We spent the next full day in Yosemite Village. In the morning we walked the paved pathways around in circles searching for Housekeeping Camp, where we could do our laundry and take showers. The granite cliffs rose above us everywhere we looked. We sat on the sandy beach by the Merced River and watched families and children play, amazed at the number of people we were suddenly surrounded by.
The next morning, we caught a ride back up to Tuolumne Meadows with a girl and guy on a road trip in a huge white van with an inflated boat where the passenger seats should be. Sprawled amid the boat and a sea of suitcases, clothes, and other possessions, Phil immediately fell asleep. I spent the 90-minute drive crouched under the boat, straining to look out the window and keep from getting carsick on the windy road while Jimi Hendrix blared.
Rejuvenated from our break, we set out that afternoon for the 150-mile journey to South Lake Tahoe, our next resupply stop. We’d heard from a few sources that this stretch was often thought to be one of the hardest on the trail, both because of its constant and unforgiving elevation changes and its mosquitoes, and I found this to be true. The trail wound through a remote part of Yosemite and was full of steep, rocky climbs to the tops of ridges, only to suddenly drop down the other side into a mosquito-infested forest. Each forest seemed to be followed by another rocky ridge that, inevitably, you knew you would climb. They just kept coming. On the second day, we passed a sign for Benson Lake and decided to check it out for a short break. After following a short, forested trail, we were spit out into the most idyllic setting. The lake was crystal blue, surrounded on all sides by granite mountains except for where it met a perfect sandy beach. Best of all, it was, magically, free of mosquitoes. We ended up spending five hours there. A downfall of this respite was that we both got the worst sunburns known to man.
After three days of elevation chaos, we came to Dorothy Lake Pass, the official end of Yosemite. As we left the park, it was amazing how the scenery seemed to change immediately, the rocky crags behind us and strange bare, red mountains ahead. We crossed Sonora Pass, an amazingly beautiful stretch of trail that winds along a ridge of bare, austere cliffs and lava rock. It looked like we could be on the moon. Behind us were our last views of the high Sierra, and ahead were endless rows of mountains.
Over the next two and a half days, we seemed to hike nonstop. We entered a forested cow pasture-like area, the terrain became much easier, and we upped our mileage, sometimes hiking until 10 or 11 pm. The day before the Fourth of July, we finally arrived in South Lake Tahoe. We had sent our resupply box to Echo Lake, a quaint lodge right outside of town, and practically ran the remaining 17 miles that day to get to the tiny post office before they closed at 2 pm.

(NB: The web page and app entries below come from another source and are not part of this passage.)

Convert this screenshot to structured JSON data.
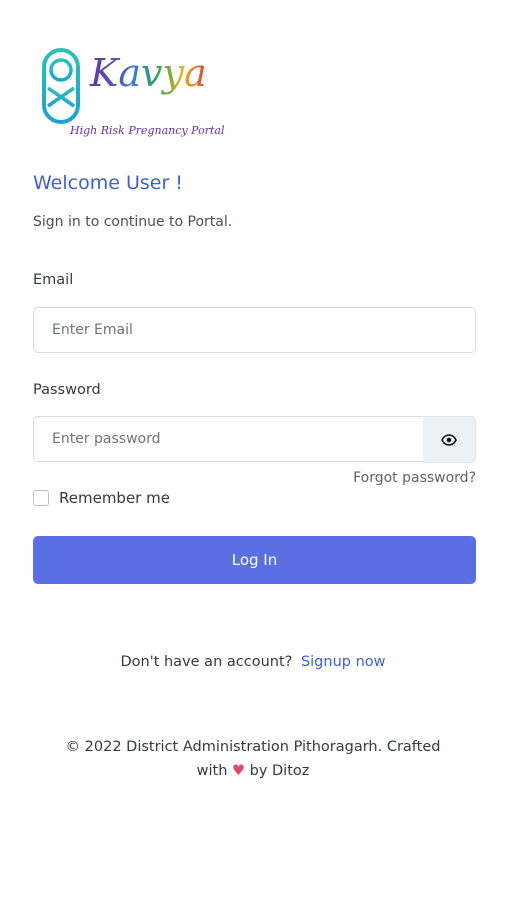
{
  "brand": {
    "name": "Kavya",
    "tagline": "High Risk Pregnancy Portal"
  },
  "welcome": {
    "title": "Welcome User !",
    "subtitle": "Sign in to continue to Portal."
  },
  "form": {
    "email_label": "Email",
    "email_placeholder": "Enter Email",
    "email_value": "",
    "password_label": "Password",
    "password_placeholder": "Enter password",
    "password_value": "",
    "toggle_icon": "eye-icon",
    "forgot_label": "Forgot password?",
    "remember_label": "Remember me",
    "remember_checked": false,
    "login_label": "Log In"
  },
  "signup": {
    "prompt": "Don't have an account?",
    "link_label": "Signup now"
  },
  "footer": {
    "line1": "© 2022 District Administration Pithoragarh. Crafted",
    "with": "with",
    "heart": "♥",
    "by": "by Ditoz"
  },
  "colors": {
    "primary": "#5a6fe3",
    "link": "#3d5ee1",
    "heart": "#e5485c"
  }
}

South Lake is quite a destination for the Fourth. The town was full of people, and looked more like a Cancun party scene than a quiet town in the mountains. We stayed at a Super 8 motel, the pool and courtyard overrun with hoards of college boys drinking as much Coors Lite as possible and hosting dance parties in the grass outside. Once again, it was strange to be among so many people, especially after being in such remote wilderness for the last six days.
We spent much of the Fourth walking all over South Lake, trying to get our various errands done. Since we often don’t really have a place to go while in towns, we’ve mastered the art of loitering in public places and have developed a keen eye for outlets. We sat outside of Safeway for a long time after shopping there, then Radio Shack, then Denny’s. Surprisingly, as this journey continues, I’m gaining more and more respect for the homeless population and realizing how hard it would be to be truly homeless. I sometimes feel so displaced when we arrive in a town, always on foot and dirty, backpacks on our backs. We have phones and debit cards and our status as “homeless” is relatively temporary, but for some, it is their daily existence. Where do you go? Where do you sleep? It has been eye-opening for me to experience even a tiny sliver of this life.
That evening, we joined a gaggle of other hikers to watch the fireworks show on the beach. Having not booked a motel for a second night, we disappeared into the woods behind the middle school to sleep that night. I tossed and turned, the orange glow of the school lights a constant companion, and the next morning we hitch hiked back to the trail.